When the UN General Assembly endorsed the Responsibility to Protect (R2P) in 2005, the members of the United Nations recognized the responsibility of states to protect the basic human and humanitarian rights of the world’s citizens. In fact, R2P articulates concentric circles of responsibility, starting with the individual state’s obligation to ensure the well-being of its own people; nested within the collective responsibility of the community of nations to assist individual states in meeting those obligations; in turn encircled by the responsibility of the United Nations to respond if necessary to ensure the basic rights of civilians, with military means only contemplated as a last resort, and only with the consent of the Security Council.

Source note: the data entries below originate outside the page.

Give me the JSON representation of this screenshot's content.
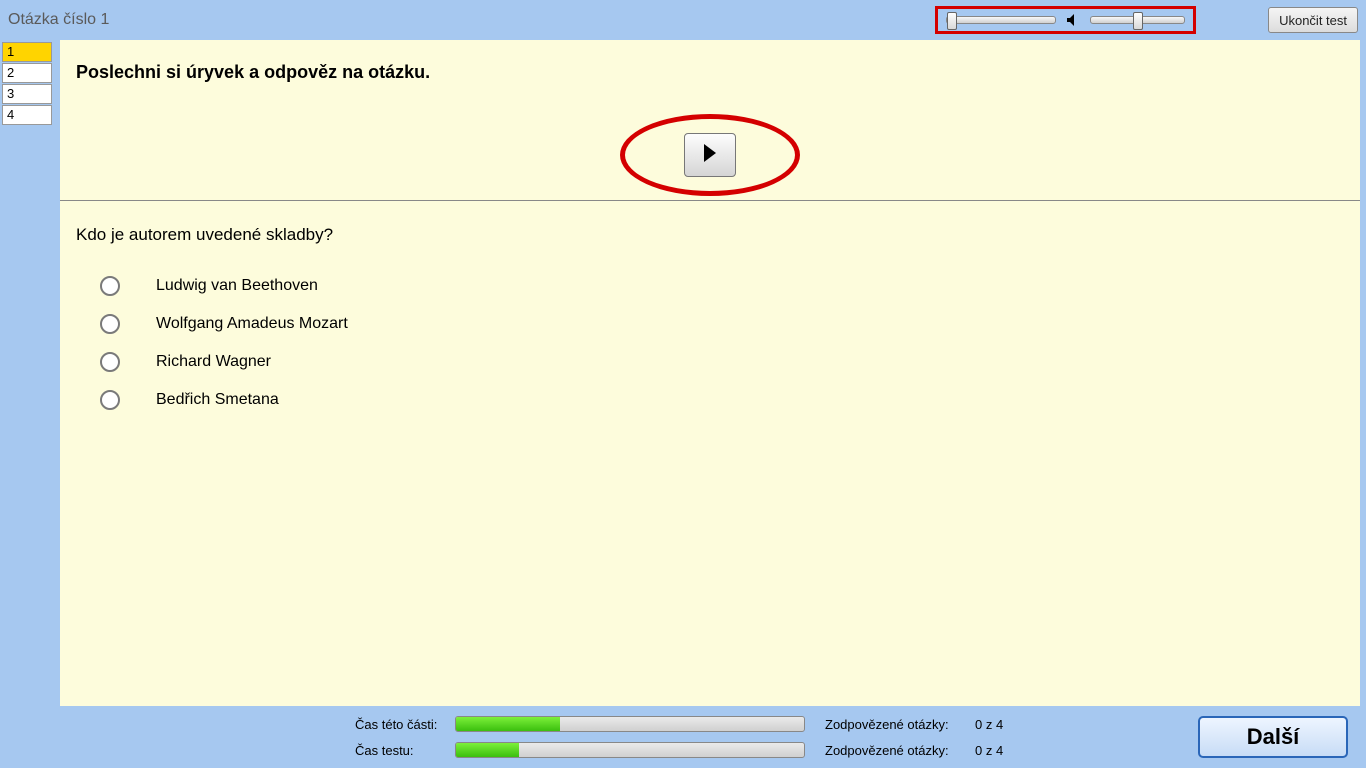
{
  "header": {
    "title": "Otázka číslo 1",
    "end_test_label": "Ukončit test",
    "audio_progress_percent": 3,
    "volume_percent": 50
  },
  "sidebar": {
    "items": [
      {
        "label": "1",
        "active": true
      },
      {
        "label": "2",
        "active": false
      },
      {
        "label": "3",
        "active": false
      },
      {
        "label": "4",
        "active": false
      }
    ]
  },
  "main": {
    "instruction": "Poslechni si úryvek a odpověz na otázku.",
    "question": "Kdo je autorem uvedené skladby?",
    "options": [
      "Ludwig van Beethoven",
      "Wolfgang Amadeus Mozart",
      "Richard Wagner",
      "Bedřich Smetana"
    ]
  },
  "footer": {
    "part_time_label": "Čas této části:",
    "test_time_label": "Čas testu:",
    "part_time_percent": 30,
    "test_time_percent": 18,
    "answered_label": "Zodpovězené otázky:",
    "answered_part_value": "0 z 4",
    "answered_test_value": "0 z 4",
    "next_label": "Další"
  }
}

The Responsibility to Protect is a response to war crimes, genocide, and other crimes against humanity. But R2P is also a response to pattern and practice human rights abuses that include entrenched poverty, widespread hunger and malnutrition, and endemic disease and denials of basic health care — all socio-economic conditions which themselves feed and exacerbate armed conflict. In fact, socio-economic development is a powerful mechanism for guaranteeing the full panoply of human rights, just as the Millennium Development Goals are a means of fulfilling the Responsibility to Protect.
While Responsibility to Protect is often misconstrued as a mandate for military action, it is more intrinsically a call to social action, and the embodiment of the joint and several responsibilities of the community of nations to seek a coordinated global response to life-threatening conditions of armed conflict, repression, and socio-economic misery. While diplomats and public servants debate the legality and prudence of military responses to criminal uses of military force against civilians, we must not neglect the legality, prudence, and urgency of non-military responses to public health and poverty emergencies throughout the world.
The United States has put out a call to like-minded nations to join forces, literally and figuratively, in the degradation and destruction of the criminal militancy of the so-called Islamic State [ISIL or ISIL]. Despite concerns that the 2003-2011 US war in Iraq itself may have led to the inception and flourishing of ISIS, and despite warnings that the training, arming, and assisting of Iraqi forces, Shia militias in Iraq and non-ISIS Sunni militants in Syria may inflame sectarian violence and threaten civilians in both countries, the United States is contemplating another open-ended military intervention in the Levant.
A military intervention against ISIS is not justified by the principles of Responsibility to Protect. Without the authorization of the Security Council or the consent of the Syrian government, military intervention is unlawful in Syria, offending both the UN Charter and the tenets of R2P. In either Syria or Iraq a military intervention, even with the permission of the responsible governments, is unlawful if it is likely to lead to further outrages against civilians. Military action that predictably causes the suffering of civilians disproportionate to any legitimate military objectives violates the principles of humanitarian law and the Geneva Conventions, as well as the UN Charter and R2P.
Alongside the criminal militancy of ISIS we face the existential threat of the Ebola virus in West Africa, endangering the people of Guinea, Liberia, Sierra Leone, and their neighbors. Over the past two months, approximately 5000 people have been infected by this hemorrhagic disease, and around 2500 have died, over 150 of them health care workers. At current rates of infection, with new cases doubling every three weeks, the virus could sicken 10,000 by the end of September, 40,000 by mid-November, and 120,000 by the New Year.
Ebola can be contained through basic public health responses: quarantining of the sick, tracing of exposure in families and communities, safe recovery of the bodies of the deceased, regular hand-washing and sanitation, and the all-important rebuilding of trust between effected community members, health care workers, and government officials. But the very countries impacted have fragile health care systems, insufficient hospital beds, and dedicated Red Cross workers, doctors, and nurses nearly besieged by the number of sick people needing care. By funding and supporting more health care and humanitarian relief workers at the international and local levels, more Ebola field hospitals and clinics, and more food, rehydration fluids, and safe blood supplies for transfusions, less new people will fall sick, and more of the infected will be treated and cured. At the same time, the fragile economies and political systems of the effected countries will be strengthened and the threat of regional insecurity will be addressed. Ebola in West Africa is calling out for a coordinated global public health intervention, which will serve our Responsibility to Protect at the local level, while furthering our collective security at the global level.
As the US Congress debates the funding of so-called moderate rebels in Syria in the pursuit of containing the criminal militancy of ISIS, we should turn our national attention to funding Ebola emergency relief in Guinea, Liberia, and Sierra Leone. Such action is consistent with our enlightened self-interest, and required by our humanitarian principles and obligations.